Activity:
Each line of the data that includes the string "부트스트랩" is to be copied out.

Dataset rows for apps and sites:
-=-=-

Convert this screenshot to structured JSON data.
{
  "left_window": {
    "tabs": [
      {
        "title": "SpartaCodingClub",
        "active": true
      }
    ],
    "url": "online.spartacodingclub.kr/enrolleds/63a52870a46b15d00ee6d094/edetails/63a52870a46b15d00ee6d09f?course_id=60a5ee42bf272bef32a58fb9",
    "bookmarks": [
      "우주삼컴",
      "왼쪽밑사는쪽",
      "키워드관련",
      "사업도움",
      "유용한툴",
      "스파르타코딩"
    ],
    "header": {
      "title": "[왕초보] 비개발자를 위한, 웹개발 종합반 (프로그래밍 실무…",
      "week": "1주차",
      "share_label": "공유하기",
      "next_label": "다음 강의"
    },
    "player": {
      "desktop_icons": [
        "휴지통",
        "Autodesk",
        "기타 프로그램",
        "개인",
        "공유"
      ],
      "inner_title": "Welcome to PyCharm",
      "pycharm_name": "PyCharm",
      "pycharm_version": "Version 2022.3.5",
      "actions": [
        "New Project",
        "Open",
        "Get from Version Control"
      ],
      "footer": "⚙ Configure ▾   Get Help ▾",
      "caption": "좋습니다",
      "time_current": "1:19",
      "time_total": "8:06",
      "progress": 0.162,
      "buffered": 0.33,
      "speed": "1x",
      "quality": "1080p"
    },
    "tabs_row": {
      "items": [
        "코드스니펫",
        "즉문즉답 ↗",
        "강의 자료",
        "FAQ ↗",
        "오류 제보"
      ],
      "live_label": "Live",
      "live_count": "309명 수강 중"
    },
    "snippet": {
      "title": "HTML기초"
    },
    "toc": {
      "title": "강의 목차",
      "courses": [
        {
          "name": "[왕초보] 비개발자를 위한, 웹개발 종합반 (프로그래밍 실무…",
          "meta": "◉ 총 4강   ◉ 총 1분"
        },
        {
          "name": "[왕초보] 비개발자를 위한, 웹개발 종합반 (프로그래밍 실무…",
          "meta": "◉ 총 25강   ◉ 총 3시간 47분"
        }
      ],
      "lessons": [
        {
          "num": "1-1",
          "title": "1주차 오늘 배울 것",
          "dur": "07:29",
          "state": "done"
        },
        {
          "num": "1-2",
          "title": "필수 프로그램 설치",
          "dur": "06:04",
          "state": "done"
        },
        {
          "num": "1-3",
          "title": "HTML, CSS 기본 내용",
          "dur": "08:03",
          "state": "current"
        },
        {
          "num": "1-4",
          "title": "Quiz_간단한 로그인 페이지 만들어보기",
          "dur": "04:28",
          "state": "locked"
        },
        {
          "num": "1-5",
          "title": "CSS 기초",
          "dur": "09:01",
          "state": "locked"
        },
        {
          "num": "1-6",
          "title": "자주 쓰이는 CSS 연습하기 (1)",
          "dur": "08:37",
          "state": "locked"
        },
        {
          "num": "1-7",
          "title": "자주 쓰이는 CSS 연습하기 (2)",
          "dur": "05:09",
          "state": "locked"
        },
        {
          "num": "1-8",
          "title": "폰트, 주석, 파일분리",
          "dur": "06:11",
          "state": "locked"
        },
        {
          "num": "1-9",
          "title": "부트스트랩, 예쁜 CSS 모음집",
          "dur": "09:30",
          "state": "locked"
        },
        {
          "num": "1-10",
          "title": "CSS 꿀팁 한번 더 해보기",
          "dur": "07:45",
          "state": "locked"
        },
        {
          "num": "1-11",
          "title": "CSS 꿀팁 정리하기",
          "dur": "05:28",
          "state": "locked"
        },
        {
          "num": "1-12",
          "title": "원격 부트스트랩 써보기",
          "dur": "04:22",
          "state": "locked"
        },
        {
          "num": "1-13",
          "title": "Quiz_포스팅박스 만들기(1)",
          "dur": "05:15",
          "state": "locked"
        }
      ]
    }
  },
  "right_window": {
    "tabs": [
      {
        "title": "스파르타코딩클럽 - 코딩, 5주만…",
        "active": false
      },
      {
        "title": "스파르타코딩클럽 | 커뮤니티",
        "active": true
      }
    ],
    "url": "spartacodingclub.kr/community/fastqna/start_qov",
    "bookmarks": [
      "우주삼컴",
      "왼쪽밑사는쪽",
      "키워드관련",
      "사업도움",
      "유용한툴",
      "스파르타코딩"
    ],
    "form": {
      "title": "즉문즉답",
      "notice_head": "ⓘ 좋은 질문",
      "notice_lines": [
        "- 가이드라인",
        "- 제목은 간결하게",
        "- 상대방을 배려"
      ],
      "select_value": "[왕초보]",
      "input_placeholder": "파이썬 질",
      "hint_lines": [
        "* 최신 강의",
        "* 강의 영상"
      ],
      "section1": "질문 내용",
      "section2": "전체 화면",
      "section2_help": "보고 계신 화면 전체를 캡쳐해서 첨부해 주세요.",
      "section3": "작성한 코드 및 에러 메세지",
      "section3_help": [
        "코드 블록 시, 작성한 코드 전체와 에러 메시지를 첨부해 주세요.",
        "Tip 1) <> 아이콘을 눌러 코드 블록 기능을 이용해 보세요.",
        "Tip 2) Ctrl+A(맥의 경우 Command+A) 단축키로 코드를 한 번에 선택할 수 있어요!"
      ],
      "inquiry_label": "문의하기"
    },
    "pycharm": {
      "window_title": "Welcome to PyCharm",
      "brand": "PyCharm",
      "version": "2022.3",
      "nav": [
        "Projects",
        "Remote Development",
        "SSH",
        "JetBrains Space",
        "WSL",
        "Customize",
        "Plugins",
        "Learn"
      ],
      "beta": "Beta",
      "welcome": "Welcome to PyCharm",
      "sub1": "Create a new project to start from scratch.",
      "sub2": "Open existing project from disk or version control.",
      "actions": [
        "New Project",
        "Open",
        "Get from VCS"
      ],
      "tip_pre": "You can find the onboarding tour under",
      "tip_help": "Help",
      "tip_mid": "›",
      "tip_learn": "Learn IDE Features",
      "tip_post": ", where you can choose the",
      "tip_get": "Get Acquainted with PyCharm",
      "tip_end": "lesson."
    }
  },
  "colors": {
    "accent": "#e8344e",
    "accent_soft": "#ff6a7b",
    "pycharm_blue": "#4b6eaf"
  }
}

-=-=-

Output below:
          "title": "부트스트랩, 예쁜 CSS 모음집",
          "title": "원격 부트스트랩 써보기",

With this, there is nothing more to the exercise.